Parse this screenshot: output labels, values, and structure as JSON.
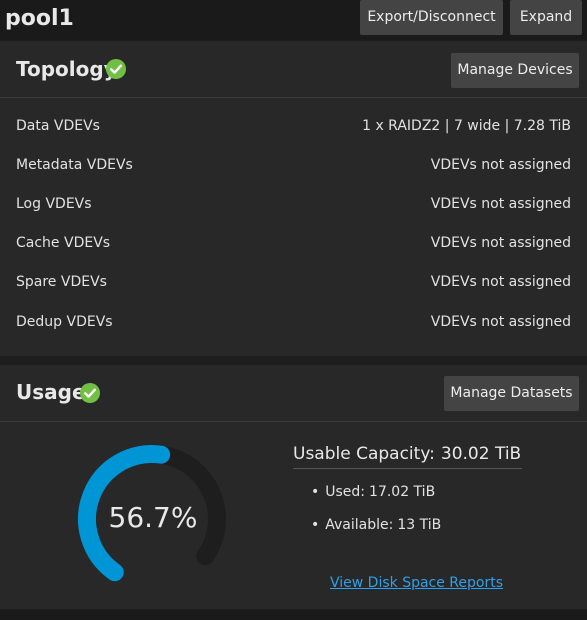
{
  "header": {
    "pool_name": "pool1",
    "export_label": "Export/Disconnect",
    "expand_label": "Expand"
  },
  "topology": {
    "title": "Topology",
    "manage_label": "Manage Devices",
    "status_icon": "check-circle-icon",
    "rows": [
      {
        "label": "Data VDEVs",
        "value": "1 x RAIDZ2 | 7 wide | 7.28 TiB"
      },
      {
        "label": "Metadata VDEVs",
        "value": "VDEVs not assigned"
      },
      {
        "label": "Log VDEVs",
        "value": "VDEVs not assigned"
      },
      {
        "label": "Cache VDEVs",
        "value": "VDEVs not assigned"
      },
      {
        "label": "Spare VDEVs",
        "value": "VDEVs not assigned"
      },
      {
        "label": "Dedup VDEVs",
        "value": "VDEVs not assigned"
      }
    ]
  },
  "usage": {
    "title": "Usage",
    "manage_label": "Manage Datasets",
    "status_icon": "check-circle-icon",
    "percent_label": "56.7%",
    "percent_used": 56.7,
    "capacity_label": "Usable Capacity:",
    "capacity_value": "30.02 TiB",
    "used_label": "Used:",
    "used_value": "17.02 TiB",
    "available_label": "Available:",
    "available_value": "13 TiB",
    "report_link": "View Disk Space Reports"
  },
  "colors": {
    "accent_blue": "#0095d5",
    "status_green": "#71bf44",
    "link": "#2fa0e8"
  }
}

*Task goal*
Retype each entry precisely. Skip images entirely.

*Task solution*
Parse this screenshot: output labels, values, and structure as JSON.
{
  "header": {
    "pool_name": "pool1",
    "export_label": "Export/Disconnect",
    "expand_label": "Expand"
  },
  "topology": {
    "title": "Topology",
    "manage_label": "Manage Devices",
    "status_icon": "check-circle-icon",
    "rows": [
      {
        "label": "Data VDEVs",
        "value": "1 x RAIDZ2 | 7 wide | 7.28 TiB"
      },
      {
        "label": "Metadata VDEVs",
        "value": "VDEVs not assigned"
      },
      {
        "label": "Log VDEVs",
        "value": "VDEVs not assigned"
      },
      {
        "label": "Cache VDEVs",
        "value": "VDEVs not assigned"
      },
      {
        "label": "Spare VDEVs",
        "value": "VDEVs not assigned"
      },
      {
        "label": "Dedup VDEVs",
        "value": "VDEVs not assigned"
      }
    ]
  },
  "usage": {
    "title": "Usage",
    "manage_label": "Manage Datasets",
    "status_icon": "check-circle-icon",
    "percent_label": "56.7%",
    "percent_used": 56.7,
    "capacity_label": "Usable Capacity:",
    "capacity_value": "30.02 TiB",
    "used_label": "Used:",
    "used_value": "17.02 TiB",
    "available_label": "Available:",
    "available_value": "13 TiB",
    "report_link": "View Disk Space Reports"
  },
  "colors": {
    "accent_blue": "#0095d5",
    "status_green": "#71bf44",
    "link": "#2fa0e8"
  }
}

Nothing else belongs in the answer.